“One of my teachers refers to it as blood memory, reverberates through our DNA this visceral connection to the oppression of our people and that’s why we are still telling these stories,” she said. “Yes when you tap into these stories, like Lovecraft, there is a familiar emotion that it brings up for sure but again having family, we have each other, that’s the thing about the show, I don’t know how I would have survived the show, without having my brothers and sisters in arms…helps you have the strength to tackle these stories.”
- The Cast can personally relate to the issues discussed in the show.
Representation in arts and media is essential, and one of the most difficult parts of this panel is listening to the actors talk their own personal horrors of encountering systemic racism in everyday life.
Courtney B. Vance shared a scary experience where he was harassed by the police when he entered his own home in a White neighborhood, and how he has to constantly explain police brutality to his young daughter.
Jonathan Majors shared his experience growing up in Texas, recounting how driving and being Black can elicit an immediate and dangerous reaction from police officers patrolling the roads.
Michael Kenneth Williams also shared a heartbreaking experience about how a white woman called the police on him, his brother, and his friends while having dinner at a restaurant because she misplaced her phone and felt compelled to call the police rather than return to the restaurant and look for her phone.
By discussing this publicly and facing their shared experience to experience together during the production, the cast and the crew of Lovecraft Country show that important of using fiction to discuss these issues while being sensitive to the historicity of the setting within the story and balancing the positives and negatives of that reality.
I think it’s innate to human beings too and very particular to the African American experience, says Jonathan Majors. “We wouldn’t be here now if we couldn’t find levity in humor in humanity… We black folks are full human beings, where there is sorrow there is joy.

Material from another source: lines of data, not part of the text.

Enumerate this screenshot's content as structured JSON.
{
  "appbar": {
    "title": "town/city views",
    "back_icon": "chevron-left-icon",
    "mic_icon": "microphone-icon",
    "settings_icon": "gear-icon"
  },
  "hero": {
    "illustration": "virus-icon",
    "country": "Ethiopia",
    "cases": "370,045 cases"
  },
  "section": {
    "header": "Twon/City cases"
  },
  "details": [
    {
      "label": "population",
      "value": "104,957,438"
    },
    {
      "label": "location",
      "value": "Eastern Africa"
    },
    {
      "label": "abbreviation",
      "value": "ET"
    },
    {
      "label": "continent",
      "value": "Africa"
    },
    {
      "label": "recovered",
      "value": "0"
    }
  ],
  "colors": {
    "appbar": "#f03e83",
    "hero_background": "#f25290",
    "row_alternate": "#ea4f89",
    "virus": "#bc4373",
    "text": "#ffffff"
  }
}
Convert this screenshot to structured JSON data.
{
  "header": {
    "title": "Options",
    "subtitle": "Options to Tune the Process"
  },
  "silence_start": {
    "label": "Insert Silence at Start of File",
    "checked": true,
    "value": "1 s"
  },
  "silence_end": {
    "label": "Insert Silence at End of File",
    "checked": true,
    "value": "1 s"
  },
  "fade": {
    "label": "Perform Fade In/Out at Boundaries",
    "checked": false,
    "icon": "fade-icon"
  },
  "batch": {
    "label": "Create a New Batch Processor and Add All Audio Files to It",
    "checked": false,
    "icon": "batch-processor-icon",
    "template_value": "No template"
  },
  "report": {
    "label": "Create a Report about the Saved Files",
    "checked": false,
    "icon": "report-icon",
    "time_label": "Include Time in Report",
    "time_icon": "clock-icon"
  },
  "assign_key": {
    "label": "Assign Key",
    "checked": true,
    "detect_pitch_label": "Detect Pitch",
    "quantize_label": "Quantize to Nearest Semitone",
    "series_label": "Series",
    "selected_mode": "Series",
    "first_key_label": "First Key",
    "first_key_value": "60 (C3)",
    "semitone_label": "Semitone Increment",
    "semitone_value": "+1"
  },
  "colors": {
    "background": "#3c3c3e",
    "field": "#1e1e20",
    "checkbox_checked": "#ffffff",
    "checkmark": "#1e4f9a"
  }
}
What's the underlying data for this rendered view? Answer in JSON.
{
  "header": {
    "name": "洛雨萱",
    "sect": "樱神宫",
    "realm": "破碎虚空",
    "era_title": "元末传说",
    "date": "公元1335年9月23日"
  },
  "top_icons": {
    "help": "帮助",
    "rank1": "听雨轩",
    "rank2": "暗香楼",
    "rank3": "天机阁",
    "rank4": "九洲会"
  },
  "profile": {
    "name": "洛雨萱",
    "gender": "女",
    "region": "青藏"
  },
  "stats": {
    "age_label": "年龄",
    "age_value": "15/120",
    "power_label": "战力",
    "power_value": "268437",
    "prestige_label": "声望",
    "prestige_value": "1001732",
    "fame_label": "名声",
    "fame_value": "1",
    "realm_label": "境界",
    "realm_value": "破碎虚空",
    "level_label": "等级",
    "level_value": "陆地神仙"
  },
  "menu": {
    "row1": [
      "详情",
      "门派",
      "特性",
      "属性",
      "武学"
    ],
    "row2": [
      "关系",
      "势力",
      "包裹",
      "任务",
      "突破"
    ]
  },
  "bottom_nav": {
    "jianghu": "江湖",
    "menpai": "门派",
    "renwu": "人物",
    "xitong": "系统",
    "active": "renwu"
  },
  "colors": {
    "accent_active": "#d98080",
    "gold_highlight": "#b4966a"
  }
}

Just with the cast, we are tight, and there are days we would go crazy on set and crying about this and this…and then shooting the shot. For me it felt extremely natural and that we were home. There is a culture with ups and downs. You can’t make art with a sad face on.”
Reclaiming the works of Lovecraft and transforming the context away from its original authorial intent is powerful and is going to change the way people perceive and learn about Lovecraft’s legacy.

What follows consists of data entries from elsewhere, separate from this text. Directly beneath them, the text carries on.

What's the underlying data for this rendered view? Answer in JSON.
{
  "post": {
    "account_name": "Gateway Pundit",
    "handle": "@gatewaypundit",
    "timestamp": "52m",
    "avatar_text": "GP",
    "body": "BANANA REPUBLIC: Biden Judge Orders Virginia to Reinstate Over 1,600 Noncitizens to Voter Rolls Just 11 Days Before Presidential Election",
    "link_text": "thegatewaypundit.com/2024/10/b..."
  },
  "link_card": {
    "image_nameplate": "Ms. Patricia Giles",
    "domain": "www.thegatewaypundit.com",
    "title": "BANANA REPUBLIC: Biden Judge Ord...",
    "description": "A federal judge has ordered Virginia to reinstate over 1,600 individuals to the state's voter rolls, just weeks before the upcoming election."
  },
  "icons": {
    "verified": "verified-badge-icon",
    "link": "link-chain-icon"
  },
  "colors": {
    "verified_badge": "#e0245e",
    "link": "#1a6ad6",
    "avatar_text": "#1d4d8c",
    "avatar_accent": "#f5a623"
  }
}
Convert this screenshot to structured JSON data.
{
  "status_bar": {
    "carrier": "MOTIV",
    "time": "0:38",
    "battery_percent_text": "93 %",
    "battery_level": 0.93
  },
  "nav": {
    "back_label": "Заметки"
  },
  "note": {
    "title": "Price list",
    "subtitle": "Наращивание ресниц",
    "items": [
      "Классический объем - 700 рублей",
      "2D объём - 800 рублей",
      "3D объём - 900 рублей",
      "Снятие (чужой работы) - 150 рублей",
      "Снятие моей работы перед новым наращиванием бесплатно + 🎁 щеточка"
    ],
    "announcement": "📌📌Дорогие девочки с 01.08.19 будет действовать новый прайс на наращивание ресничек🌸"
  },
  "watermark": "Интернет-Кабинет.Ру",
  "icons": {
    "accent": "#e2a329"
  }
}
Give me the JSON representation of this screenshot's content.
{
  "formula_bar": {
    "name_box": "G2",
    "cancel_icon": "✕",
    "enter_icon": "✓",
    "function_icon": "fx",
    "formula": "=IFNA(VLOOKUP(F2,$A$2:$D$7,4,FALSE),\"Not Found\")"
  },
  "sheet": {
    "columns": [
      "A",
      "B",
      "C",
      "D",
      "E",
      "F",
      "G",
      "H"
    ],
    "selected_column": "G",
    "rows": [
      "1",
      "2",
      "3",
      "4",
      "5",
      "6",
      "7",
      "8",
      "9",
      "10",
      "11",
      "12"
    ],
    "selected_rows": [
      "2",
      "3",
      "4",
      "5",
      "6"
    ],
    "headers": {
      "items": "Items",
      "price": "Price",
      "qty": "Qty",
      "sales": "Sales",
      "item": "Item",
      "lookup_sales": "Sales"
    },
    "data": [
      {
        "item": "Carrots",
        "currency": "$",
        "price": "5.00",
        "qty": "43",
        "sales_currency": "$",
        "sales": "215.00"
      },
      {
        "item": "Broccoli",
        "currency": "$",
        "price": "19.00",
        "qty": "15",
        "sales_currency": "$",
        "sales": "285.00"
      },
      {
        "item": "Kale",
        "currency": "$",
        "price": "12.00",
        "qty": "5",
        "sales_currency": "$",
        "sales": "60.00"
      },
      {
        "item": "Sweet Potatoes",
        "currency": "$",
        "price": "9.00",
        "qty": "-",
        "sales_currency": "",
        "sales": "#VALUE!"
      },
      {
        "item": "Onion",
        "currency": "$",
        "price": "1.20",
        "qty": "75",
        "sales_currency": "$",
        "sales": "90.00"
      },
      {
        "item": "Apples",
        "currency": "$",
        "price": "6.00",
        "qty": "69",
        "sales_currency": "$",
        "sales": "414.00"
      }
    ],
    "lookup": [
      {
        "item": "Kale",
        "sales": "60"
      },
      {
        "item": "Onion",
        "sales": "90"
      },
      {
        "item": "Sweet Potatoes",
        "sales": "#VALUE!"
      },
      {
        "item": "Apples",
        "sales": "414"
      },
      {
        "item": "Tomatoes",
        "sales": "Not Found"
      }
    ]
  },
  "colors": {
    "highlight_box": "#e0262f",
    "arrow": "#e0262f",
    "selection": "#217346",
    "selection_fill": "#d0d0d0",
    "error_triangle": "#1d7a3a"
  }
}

As a speculative fiction writer, myself, I am personally excited to see how Misha Green, co-creator and director of the show, is going to explore and defy the underlying racist and xenophobic of Lovecraft’s work.
Before the panel ended, Rodman introduced an exclusive sneak peek from the pilot.
In the preview, we see the main characters in what appears to be a museum at night, looking for a secret entrance under the bust of a statute. There is a tense feeling and Montrose Freeman tells them to turn off the flashlights. Once they do so, a mystical light appears and shines in a jagged pattern around the room, eventually pointing to a statue tiger’s tooth to unlock the door. There, they find a deep hole and go down it with a rope and find three tunnels, with an inscription warning “Beware All Ye Who Tread the Path, ever the tide shall rise”
Overall, this was a really great panel and one of my favorites so far with Comic-Con at Home. It’s great hearing from the cast and learning about their professional and personal experiences as they completed the production of the show. I highly recommend checking out the panel, which can be found at this link.
The show is created by producer Misha Green and executive producer Jordan Peele, along with J.J. Abrams also serving as an executive producer. The pilot is scheduled for release on August 16, 2020, through HBO.